But it also means building projects that offer ​“equitable workforce development” and giving community organizations options to own solar projects themselves, as a way to cement the employment and wealth-building value of these multimillion-dollar investments in the communities they serve.

Breaking the financial barriers

The first challenge is designing community solar programs that are open to lower-income people who’ve largely been locked out of the option of installing solar on their own rooftops.

The National Renewable Energy Laboratory has estimated that about half of U.S. households aren’t suited for cost-effective rooftop solar, either because they’re renters or because their roofs aren’t a good match for solar panels due to shading, orientation or construction type. But according to Solstice Power Technologies, a Cambridge, Massachusetts–based company that works with solar developers to connect them to customers in disadvantaged communities, the true number is much higher, approaching four-fifths of all U.S. households.

That’s because the biggest factor barring households from getting rooftop solar is that they can’t afford it — or, more precisely, they lack the debt-to-income ratios or high credit ratings to meet borrowing criteria for most solar installers and lenders. A significant number of U.S. households earn less than $50,000 per year, but only 14 percent of the country’s rooftop solar owners come from this group. For the 40 percent of households that earn less than $40,000 a year, rooftop solar ownership is even rarer — only 5 percent of solar owners fall into this category.

Solstice co-founder and COO Sandhya Murali noted that some of the same income and credit barriers to rooftop solar access have plagued community solar. When Solstice launched six years ago, ​“the community-solar products looked like rooftop-solar products,” she said. ​“You needed to sign a 20-year contract; you needed a really high FICO score to participate; there were sometimes four-digit cancellation fees.”

While things are improving on that front, community solar developers still have trouble getting financiers to back projects that are targeting lower-income customers and customers with poor credit scores, she said.

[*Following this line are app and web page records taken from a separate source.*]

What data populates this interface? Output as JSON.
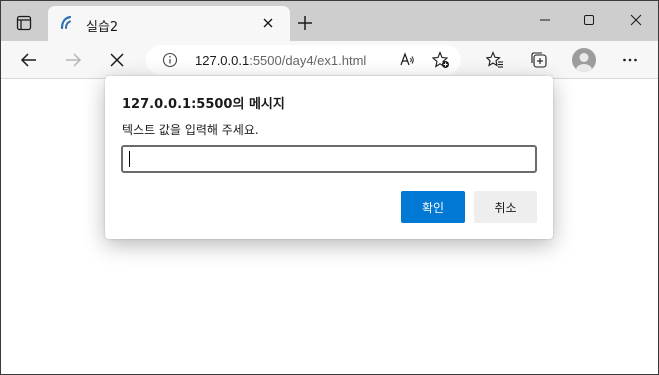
{
  "tab": {
    "title": "실습2",
    "favicon": "vscode-live-server-icon"
  },
  "toolbar": {
    "url_host": "127.0.0.1",
    "url_rest": ":5500/day4/ex1.html"
  },
  "dialog": {
    "title": "127.0.0.1:5500의 메시지",
    "message": "텍스트 값을 입력해 주세요.",
    "input_value": "",
    "ok_label": "확인",
    "cancel_label": "취소"
  },
  "colors": {
    "accent": "#0078d4",
    "titlebar": "#cecece",
    "toolbar": "#f7f7f7"
  }
}
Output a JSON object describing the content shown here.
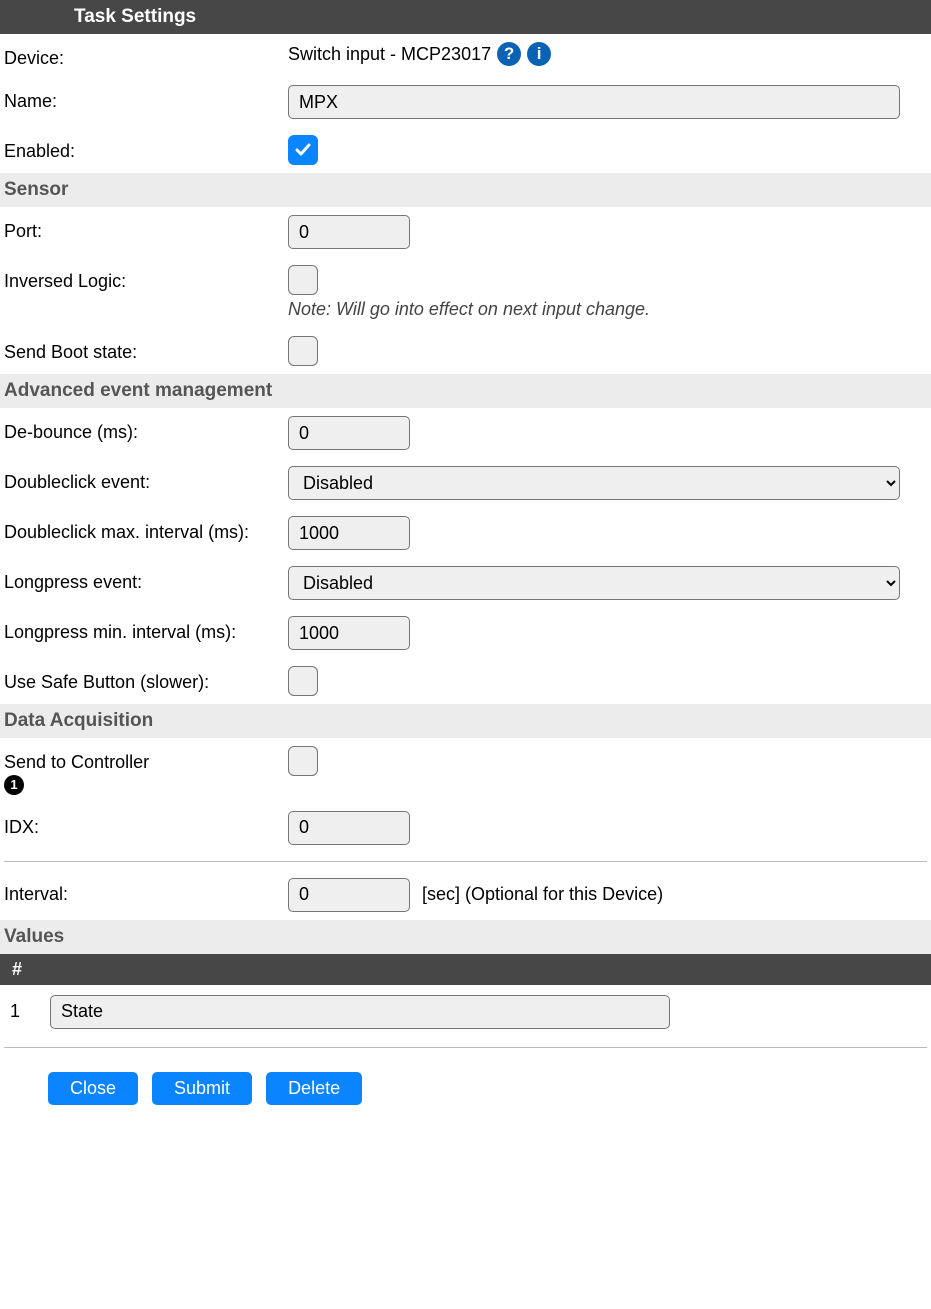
{
  "header": "Task Settings",
  "device": {
    "label": "Device:",
    "value": "Switch input - MCP23017"
  },
  "name": {
    "label": "Name:",
    "value": "MPX"
  },
  "enabled": {
    "label": "Enabled:",
    "checked": true
  },
  "sensor": {
    "header": "Sensor",
    "port": {
      "label": "Port:",
      "value": "0"
    },
    "inversed": {
      "label": "Inversed Logic:",
      "checked": false,
      "note": "Note: Will go into effect on next input change."
    },
    "sendboot": {
      "label": "Send Boot state:",
      "checked": false
    }
  },
  "advanced": {
    "header": "Advanced event management",
    "debounce": {
      "label": "De-bounce (ms):",
      "value": "0"
    },
    "dblclick_event": {
      "label": "Doubleclick event:",
      "value": "Disabled"
    },
    "dblclick_max": {
      "label": "Doubleclick max. interval (ms):",
      "value": "1000"
    },
    "longpress_event": {
      "label": "Longpress event:",
      "value": "Disabled"
    },
    "longpress_min": {
      "label": "Longpress min. interval (ms):",
      "value": "1000"
    },
    "safebutton": {
      "label": "Use Safe Button (slower):",
      "checked": false
    }
  },
  "acquisition": {
    "header": "Data Acquisition",
    "sendctrl": {
      "label": "Send to Controller",
      "badge": "1",
      "checked": false
    },
    "idx": {
      "label": "IDX:",
      "value": "0"
    },
    "interval": {
      "label": "Interval:",
      "value": "0",
      "suffix": "[sec] (Optional for this Device)"
    }
  },
  "values": {
    "header": "Values",
    "col": "#",
    "rows": [
      {
        "num": "1",
        "name": "State"
      }
    ]
  },
  "buttons": {
    "close": "Close",
    "submit": "Submit",
    "delete": "Delete"
  }
}
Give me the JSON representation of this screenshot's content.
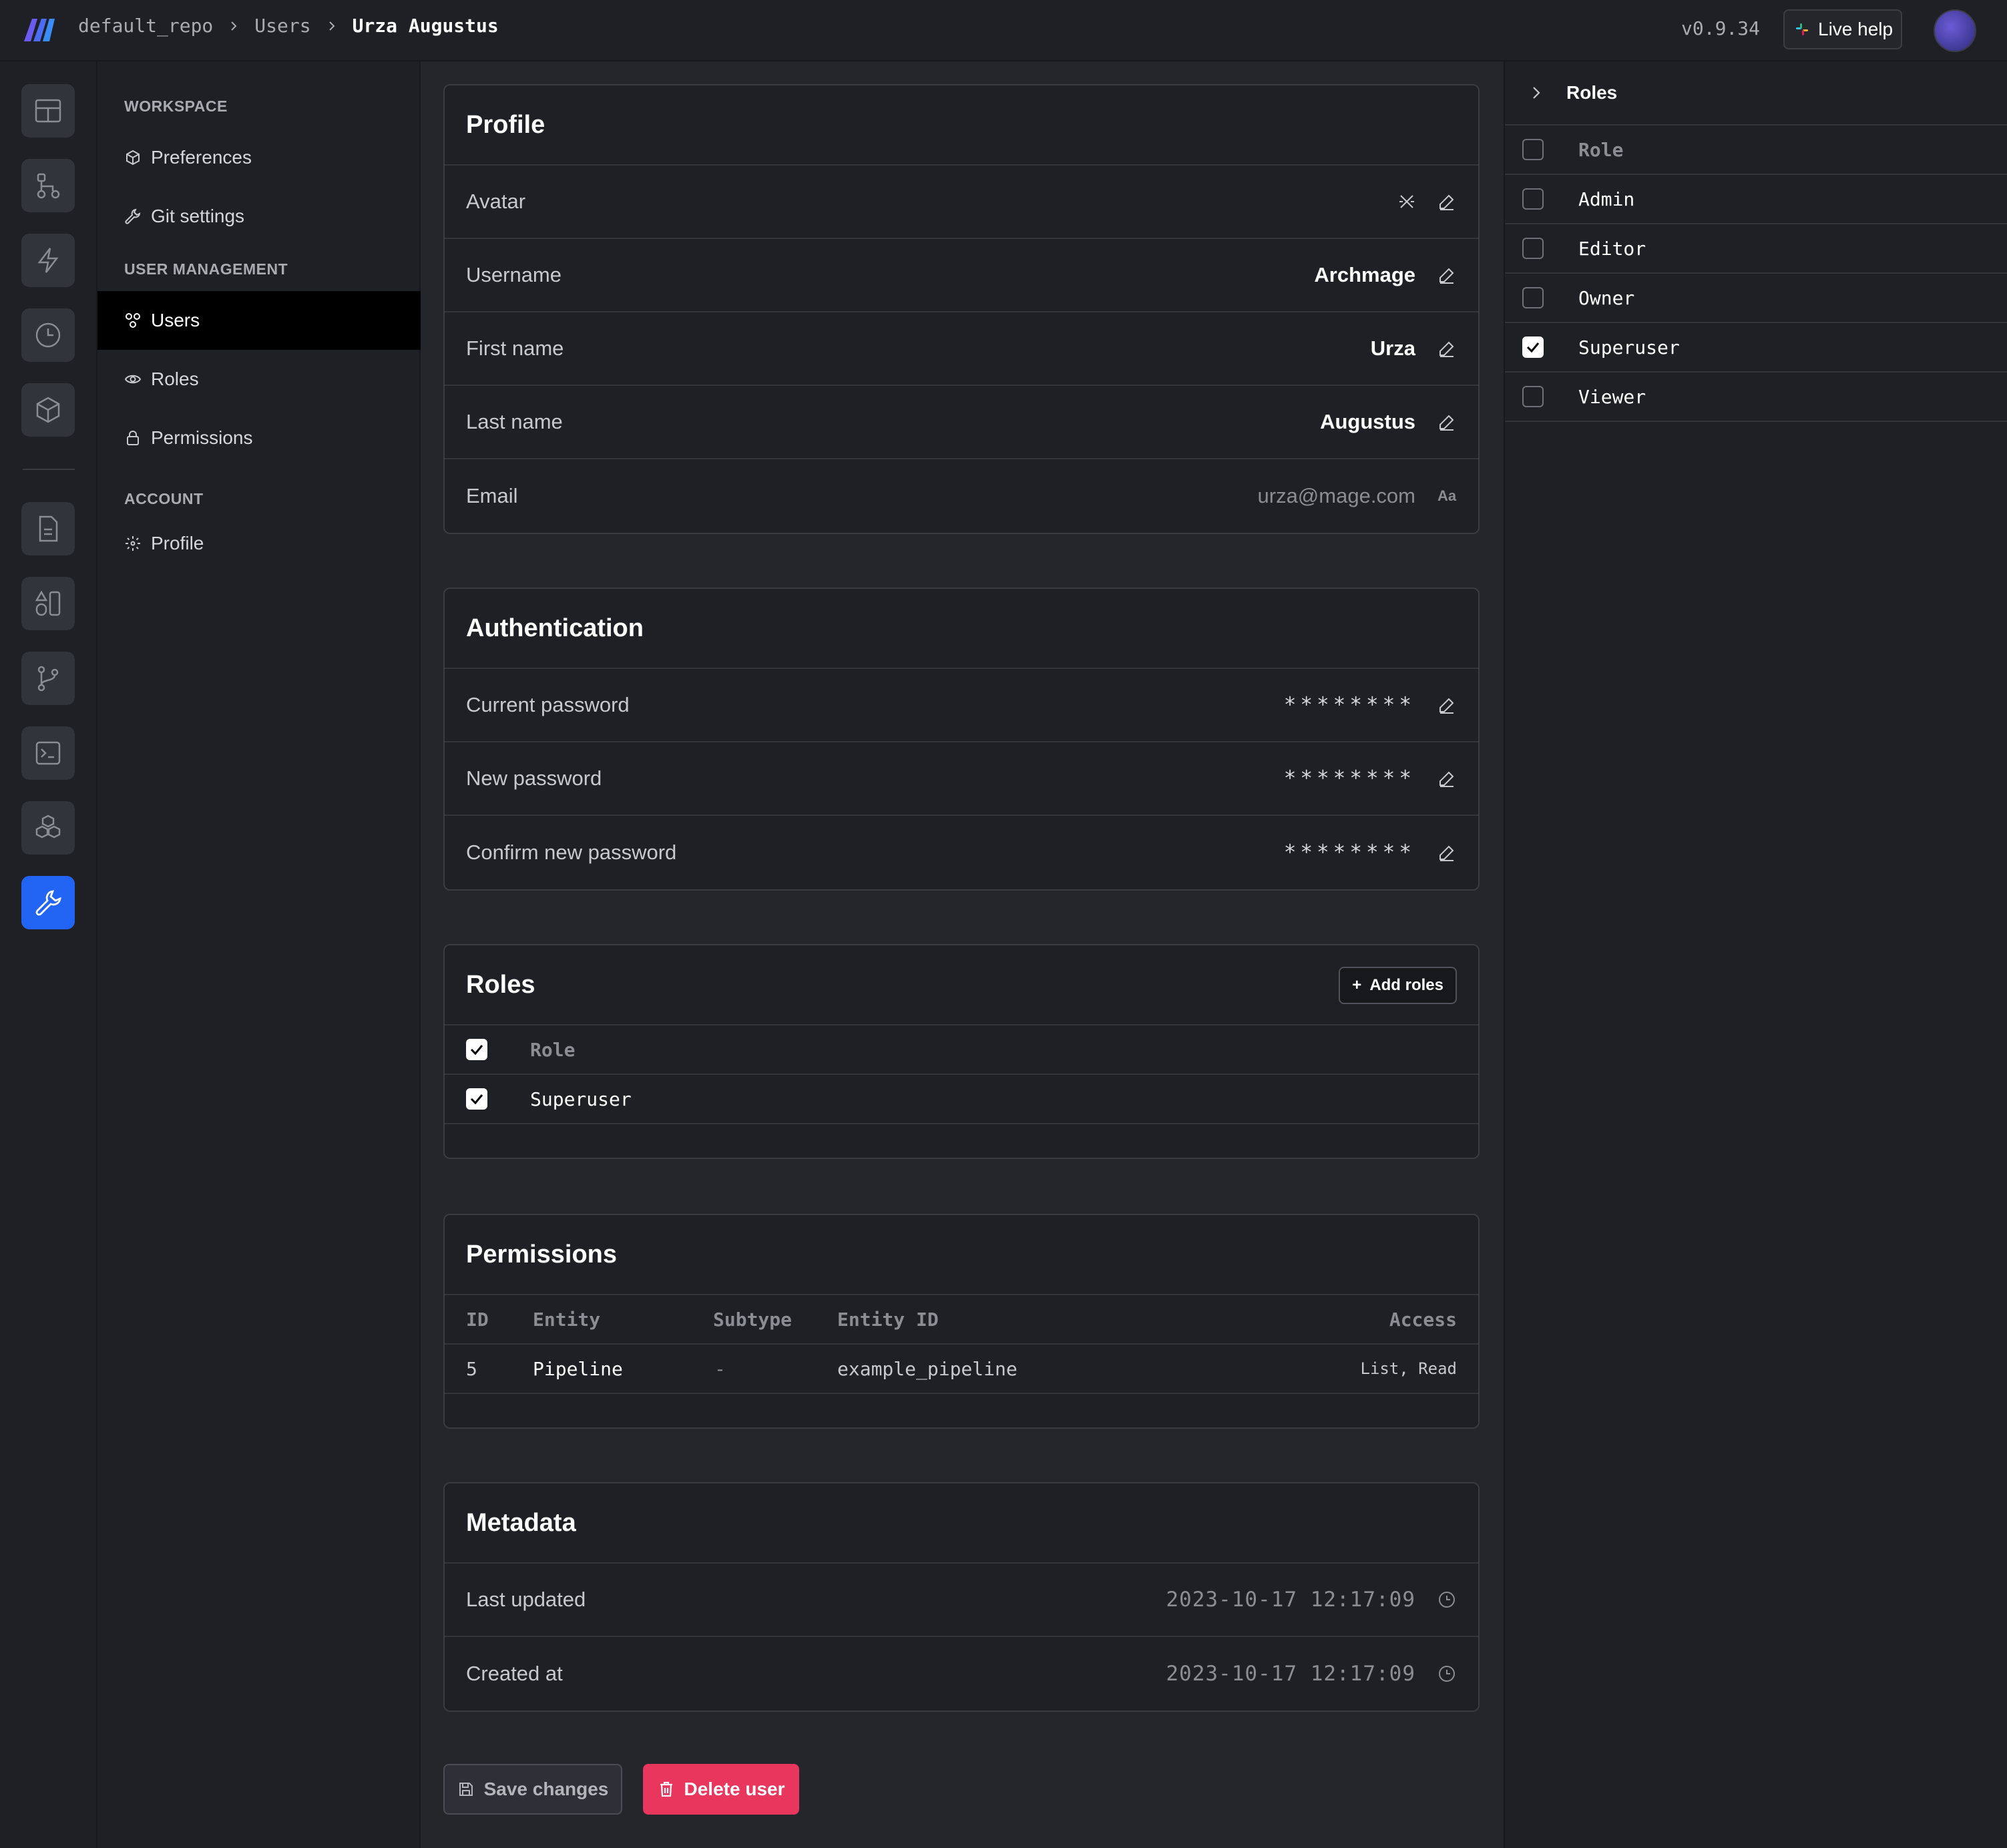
{
  "breadcrumb": [
    "default_repo",
    "Users",
    "Urza Augustus"
  ],
  "version": "v0.9.34",
  "live_help_label": "Live help",
  "sidebar": {
    "sections": [
      "WORKSPACE",
      "USER MANAGEMENT",
      "ACCOUNT"
    ],
    "items": [
      {
        "label": "Preferences"
      },
      {
        "label": "Git settings"
      },
      {
        "label": "Users"
      },
      {
        "label": "Roles"
      },
      {
        "label": "Permissions"
      },
      {
        "label": "Profile"
      }
    ],
    "active": "Users"
  },
  "profile": {
    "title": "Profile",
    "rows": [
      {
        "label": "Avatar",
        "value": ""
      },
      {
        "label": "Username",
        "value": "Archmage"
      },
      {
        "label": "First name",
        "value": "Urza"
      },
      {
        "label": "Last name",
        "value": "Augustus"
      },
      {
        "label": "Email",
        "value": "urza@mage.com",
        "suffix": "Aa"
      }
    ]
  },
  "authentication": {
    "title": "Authentication",
    "rows": [
      {
        "label": "Current password",
        "value": "********"
      },
      {
        "label": "New password",
        "value": "********"
      },
      {
        "label": "Confirm new password",
        "value": "********"
      }
    ]
  },
  "roles": {
    "title": "Roles",
    "add_label": "Add roles",
    "header": "Role",
    "items": [
      {
        "name": "Superuser",
        "checked": true
      }
    ]
  },
  "permissions": {
    "title": "Permissions",
    "columns": [
      "ID",
      "Entity",
      "Subtype",
      "Entity ID",
      "Access"
    ],
    "rows": [
      {
        "id": "5",
        "entity": "Pipeline",
        "subtype": "-",
        "entity_id": "example_pipeline",
        "access": "List, Read"
      }
    ]
  },
  "metadata": {
    "title": "Metadata",
    "rows": [
      {
        "label": "Last updated",
        "value": "2023-10-17 12:17:09"
      },
      {
        "label": "Created at",
        "value": "2023-10-17 12:17:09"
      }
    ]
  },
  "actions": {
    "save_label": "Save changes",
    "delete_label": "Delete user"
  },
  "roles_panel": {
    "title": "Roles",
    "header": "Role",
    "items": [
      {
        "name": "Admin",
        "checked": false
      },
      {
        "name": "Editor",
        "checked": false
      },
      {
        "name": "Owner",
        "checked": false
      },
      {
        "name": "Superuser",
        "checked": true
      },
      {
        "name": "Viewer",
        "checked": false
      }
    ]
  },
  "colors": {
    "accent": "#2265f5",
    "danger": "#e8365d",
    "background": "#1f2025"
  }
}
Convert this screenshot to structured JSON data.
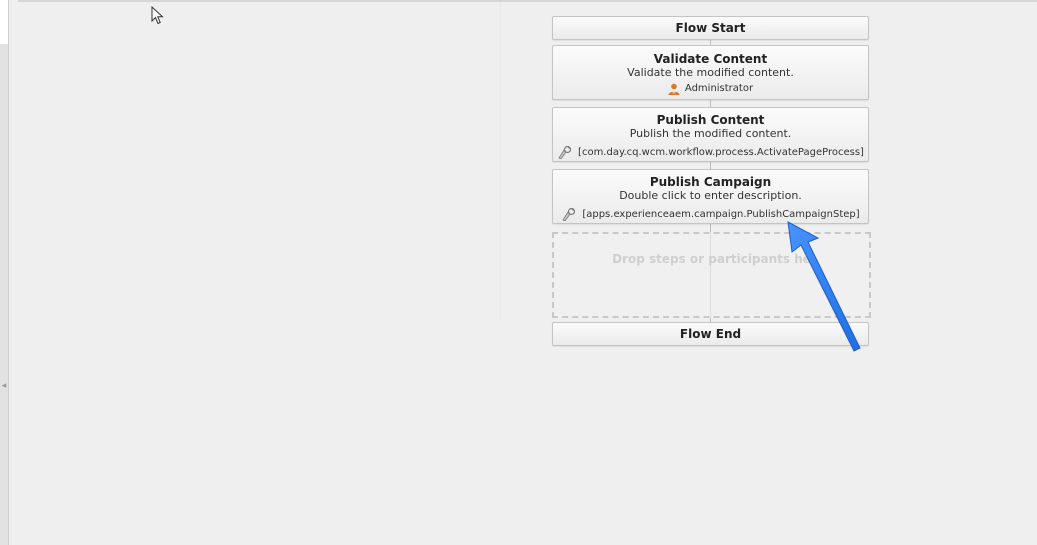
{
  "workflow": {
    "flow_start": "Flow Start",
    "flow_end": "Flow End",
    "drop_placeholder": "Drop steps or participants he",
    "steps": [
      {
        "title": "Validate Content",
        "description": "Validate the modified content.",
        "meta": "Administrator",
        "meta_icon": "user-icon"
      },
      {
        "title": "Publish Content",
        "description": "Publish the modified content.",
        "meta": "[com.day.cq.wcm.workflow.process.ActivatePageProcess]",
        "meta_icon": "process-icon"
      },
      {
        "title": "Publish Campaign",
        "description": "Double click to enter description.",
        "meta": "[apps.experienceaem.campaign.PublishCampaignStep]",
        "meta_icon": "process-icon"
      }
    ]
  },
  "colors": {
    "annotation_arrow": "#2f7ff0",
    "user_icon": "#d9792b"
  }
}
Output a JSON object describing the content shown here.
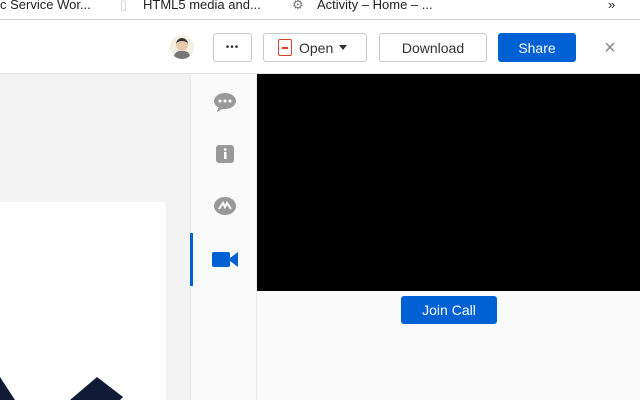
{
  "bookmarks": [
    {
      "label": "c Service Wor..."
    },
    {
      "label": "HTML5 media and..."
    },
    {
      "label": "Activity – Home – ..."
    }
  ],
  "bookmarks_overflow": "»",
  "toolbar": {
    "more_label": "•••",
    "open_label": "Open",
    "download_label": "Download",
    "share_label": "Share"
  },
  "sidebar": {
    "items": [
      {
        "icon": "comment-icon"
      },
      {
        "icon": "info-icon"
      },
      {
        "icon": "activity-icon"
      },
      {
        "icon": "video-icon",
        "active": true
      }
    ]
  },
  "call": {
    "join_label": "Join Call"
  },
  "colors": {
    "accent": "#0061d5",
    "video_bg": "#000000"
  }
}
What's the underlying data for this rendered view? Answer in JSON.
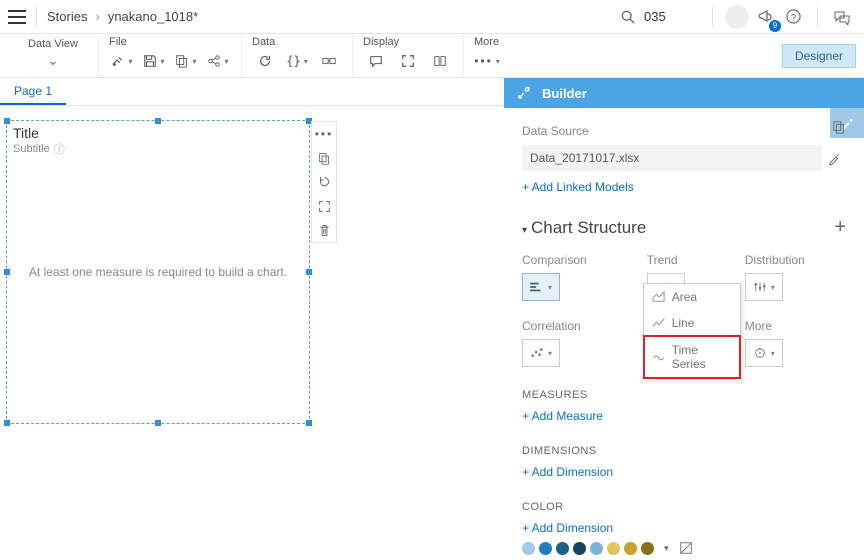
{
  "breadcrumb": {
    "root": "Stories",
    "current": "ynakano_1018*"
  },
  "search": {
    "value": "035"
  },
  "notifications": {
    "count": "9"
  },
  "dataView": {
    "label": "Data View"
  },
  "toolbar": {
    "file": "File",
    "data": "Data",
    "display": "Display",
    "more": "More"
  },
  "designer": {
    "label": "Designer"
  },
  "tabs": {
    "page1": "Page 1"
  },
  "chartWidget": {
    "title": "Title",
    "subtitle": "Subtitle",
    "emptyMsg": "At least one measure is required to build a chart."
  },
  "builder": {
    "title": "Builder",
    "dataSourceLabel": "Data Source",
    "dataSourceName": "Data_20171017.xlsx",
    "addLinked": "+ Add Linked Models",
    "chartStructure": "Chart Structure",
    "categories": {
      "comparison": "Comparison",
      "correlation": "Correlation",
      "trend": "Trend",
      "distribution": "Distribution",
      "more": "More"
    },
    "trendMenu": {
      "area": "Area",
      "line": "Line",
      "timeSeries": "Time Series"
    },
    "measures": {
      "head": "MEASURES",
      "add": "+ Add Measure"
    },
    "dimensions": {
      "head": "DIMENSIONS",
      "add": "+ Add Dimension"
    },
    "color": {
      "head": "COLOR",
      "add": "+ Add Dimension"
    }
  },
  "colorSwatches": [
    "#9fc9e6",
    "#227fbb",
    "#1a5e8a",
    "#134561",
    "#78b6d9",
    "#e5c55a",
    "#c8a12e",
    "#8a6f1c"
  ]
}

Solstice is working with its Solstice Initiative nonprofit arm on an alternative for the nearly half of Americans who either lack a credit score or have one in the subprime range. It’s called an EnergyScore, and it tracks not only credit history but also a customer’s history of paying their utility bills. Studies have shown that utility-bill history is an effective proxy for how likely customers are to stay current on their solar payments, and similar metrics are being used by solar developers such as PosiGen and some state and local green banks. While Solstice hasn’t yet put the EnergyScore to use with its community-solar developer partners, it’s hoping to start using it soon, Murali said.

“Financing can always be a barrier,” she said. ​“If there are restrictions placed on the projects where they require a FICO credit requirement, or they require a certain offtake mix” of subscribers like commercial entities that limits participation from low or moderate-income customers, ​“that’s kind of defeating what we want to achieve in making community solar the most affordable and accessible form of solar out there.”

To overcome that, ​“financiers have to change how they think about the risk of these projects,” she said.

Lifting the energy burden

Opening the door to lower-income community subscribers is just the first step, Steele said. For the Biden administration to hit its target of $1 billion in savings from community solar, savings for individual subscribers will have to fall from a current average of 10 percent compared to standard utility bills today to closer to 20 percent. Savings of about 20 percent on electrical bills are typical for people who have rooftop solar systems in states with supportive net-metering policies.

State governments create the rules and regulations for community solar within their borders, and no two states have precisely the same approach. NREL reports that 22 states and Washington, D.C. have policies that support community solar, but the majority of the sector’s growth has come in a handful of states, including Colorado, Maryland, Massachusetts and New York.